→ What this task involves
Your reply should be one number: how many lines of the records below contain the string "JSON".

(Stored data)
:::

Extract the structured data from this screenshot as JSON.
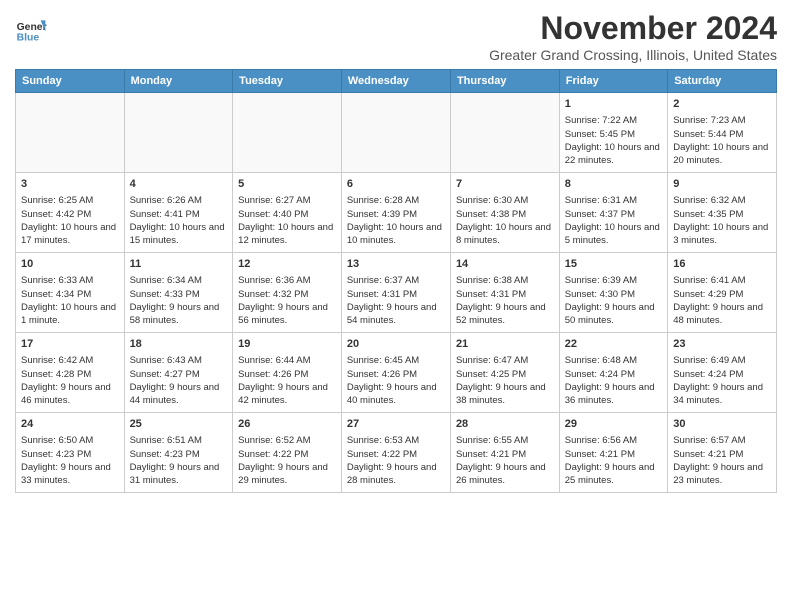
{
  "header": {
    "logo_line1": "General",
    "logo_line2": "Blue",
    "month_title": "November 2024",
    "location": "Greater Grand Crossing, Illinois, United States"
  },
  "days_of_week": [
    "Sunday",
    "Monday",
    "Tuesday",
    "Wednesday",
    "Thursday",
    "Friday",
    "Saturday"
  ],
  "weeks": [
    [
      {
        "day": "",
        "empty": true
      },
      {
        "day": "",
        "empty": true
      },
      {
        "day": "",
        "empty": true
      },
      {
        "day": "",
        "empty": true
      },
      {
        "day": "",
        "empty": true
      },
      {
        "day": "1",
        "sunrise": "7:22 AM",
        "sunset": "5:45 PM",
        "daylight": "10 hours and 22 minutes."
      },
      {
        "day": "2",
        "sunrise": "7:23 AM",
        "sunset": "5:44 PM",
        "daylight": "10 hours and 20 minutes."
      }
    ],
    [
      {
        "day": "3",
        "sunrise": "6:25 AM",
        "sunset": "4:42 PM",
        "daylight": "10 hours and 17 minutes."
      },
      {
        "day": "4",
        "sunrise": "6:26 AM",
        "sunset": "4:41 PM",
        "daylight": "10 hours and 15 minutes."
      },
      {
        "day": "5",
        "sunrise": "6:27 AM",
        "sunset": "4:40 PM",
        "daylight": "10 hours and 12 minutes."
      },
      {
        "day": "6",
        "sunrise": "6:28 AM",
        "sunset": "4:39 PM",
        "daylight": "10 hours and 10 minutes."
      },
      {
        "day": "7",
        "sunrise": "6:30 AM",
        "sunset": "4:38 PM",
        "daylight": "10 hours and 8 minutes."
      },
      {
        "day": "8",
        "sunrise": "6:31 AM",
        "sunset": "4:37 PM",
        "daylight": "10 hours and 5 minutes."
      },
      {
        "day": "9",
        "sunrise": "6:32 AM",
        "sunset": "4:35 PM",
        "daylight": "10 hours and 3 minutes."
      }
    ],
    [
      {
        "day": "10",
        "sunrise": "6:33 AM",
        "sunset": "4:34 PM",
        "daylight": "10 hours and 1 minute."
      },
      {
        "day": "11",
        "sunrise": "6:34 AM",
        "sunset": "4:33 PM",
        "daylight": "9 hours and 58 minutes."
      },
      {
        "day": "12",
        "sunrise": "6:36 AM",
        "sunset": "4:32 PM",
        "daylight": "9 hours and 56 minutes."
      },
      {
        "day": "13",
        "sunrise": "6:37 AM",
        "sunset": "4:31 PM",
        "daylight": "9 hours and 54 minutes."
      },
      {
        "day": "14",
        "sunrise": "6:38 AM",
        "sunset": "4:31 PM",
        "daylight": "9 hours and 52 minutes."
      },
      {
        "day": "15",
        "sunrise": "6:39 AM",
        "sunset": "4:30 PM",
        "daylight": "9 hours and 50 minutes."
      },
      {
        "day": "16",
        "sunrise": "6:41 AM",
        "sunset": "4:29 PM",
        "daylight": "9 hours and 48 minutes."
      }
    ],
    [
      {
        "day": "17",
        "sunrise": "6:42 AM",
        "sunset": "4:28 PM",
        "daylight": "9 hours and 46 minutes."
      },
      {
        "day": "18",
        "sunrise": "6:43 AM",
        "sunset": "4:27 PM",
        "daylight": "9 hours and 44 minutes."
      },
      {
        "day": "19",
        "sunrise": "6:44 AM",
        "sunset": "4:26 PM",
        "daylight": "9 hours and 42 minutes."
      },
      {
        "day": "20",
        "sunrise": "6:45 AM",
        "sunset": "4:26 PM",
        "daylight": "9 hours and 40 minutes."
      },
      {
        "day": "21",
        "sunrise": "6:47 AM",
        "sunset": "4:25 PM",
        "daylight": "9 hours and 38 minutes."
      },
      {
        "day": "22",
        "sunrise": "6:48 AM",
        "sunset": "4:24 PM",
        "daylight": "9 hours and 36 minutes."
      },
      {
        "day": "23",
        "sunrise": "6:49 AM",
        "sunset": "4:24 PM",
        "daylight": "9 hours and 34 minutes."
      }
    ],
    [
      {
        "day": "24",
        "sunrise": "6:50 AM",
        "sunset": "4:23 PM",
        "daylight": "9 hours and 33 minutes."
      },
      {
        "day": "25",
        "sunrise": "6:51 AM",
        "sunset": "4:23 PM",
        "daylight": "9 hours and 31 minutes."
      },
      {
        "day": "26",
        "sunrise": "6:52 AM",
        "sunset": "4:22 PM",
        "daylight": "9 hours and 29 minutes."
      },
      {
        "day": "27",
        "sunrise": "6:53 AM",
        "sunset": "4:22 PM",
        "daylight": "9 hours and 28 minutes."
      },
      {
        "day": "28",
        "sunrise": "6:55 AM",
        "sunset": "4:21 PM",
        "daylight": "9 hours and 26 minutes."
      },
      {
        "day": "29",
        "sunrise": "6:56 AM",
        "sunset": "4:21 PM",
        "daylight": "9 hours and 25 minutes."
      },
      {
        "day": "30",
        "sunrise": "6:57 AM",
        "sunset": "4:21 PM",
        "daylight": "9 hours and 23 minutes."
      }
    ]
  ]
}
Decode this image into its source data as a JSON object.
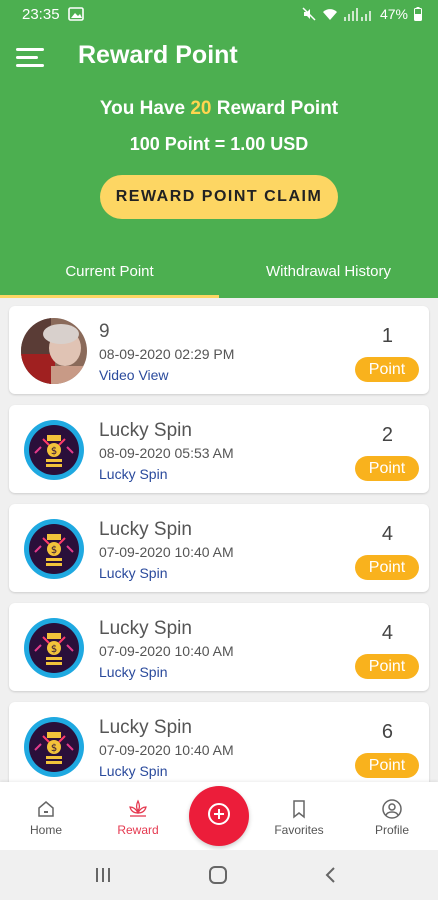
{
  "status_bar": {
    "time": "23:35",
    "battery": "47%"
  },
  "header": {
    "title": "Reward Point",
    "reward_prefix": "You Have ",
    "reward_count": "20",
    "reward_suffix": " Reward Point",
    "rate": "100 Point = 1.00 USD",
    "claim_button": "REWARD POINT CLAIM"
  },
  "tabs": [
    {
      "label": "Current Point",
      "active": true
    },
    {
      "label": "Withdrawal History",
      "active": false
    }
  ],
  "entries": [
    {
      "title": "9",
      "date": "08-09-2020 02:29 PM",
      "type": "Video View",
      "points": "1",
      "unit": "Point",
      "avatar": "video-thumbnail"
    },
    {
      "title": "Lucky Spin",
      "date": "08-09-2020 05:53 AM",
      "type": "Lucky Spin",
      "points": "2",
      "unit": "Point",
      "avatar": "lucky-spin-icon"
    },
    {
      "title": "Lucky Spin",
      "date": "07-09-2020 10:40 AM",
      "type": "Lucky Spin",
      "points": "4",
      "unit": "Point",
      "avatar": "lucky-spin-icon"
    },
    {
      "title": "Lucky Spin",
      "date": "07-09-2020 10:40 AM",
      "type": "Lucky Spin",
      "points": "4",
      "unit": "Point",
      "avatar": "lucky-spin-icon"
    },
    {
      "title": "Lucky Spin",
      "date": "07-09-2020 10:40 AM",
      "type": "Lucky Spin",
      "points": "6",
      "unit": "Point",
      "avatar": "lucky-spin-icon"
    }
  ],
  "bottom_nav": {
    "home": "Home",
    "reward": "Reward",
    "favorites": "Favorites",
    "profile": "Profile"
  },
  "colors": {
    "primary": "#4caf50",
    "accent": "#fdd663",
    "point_pill": "#f9b21d",
    "fab": "#ec1d3a",
    "active_nav": "#e53950"
  }
}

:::

→ Response to the task
2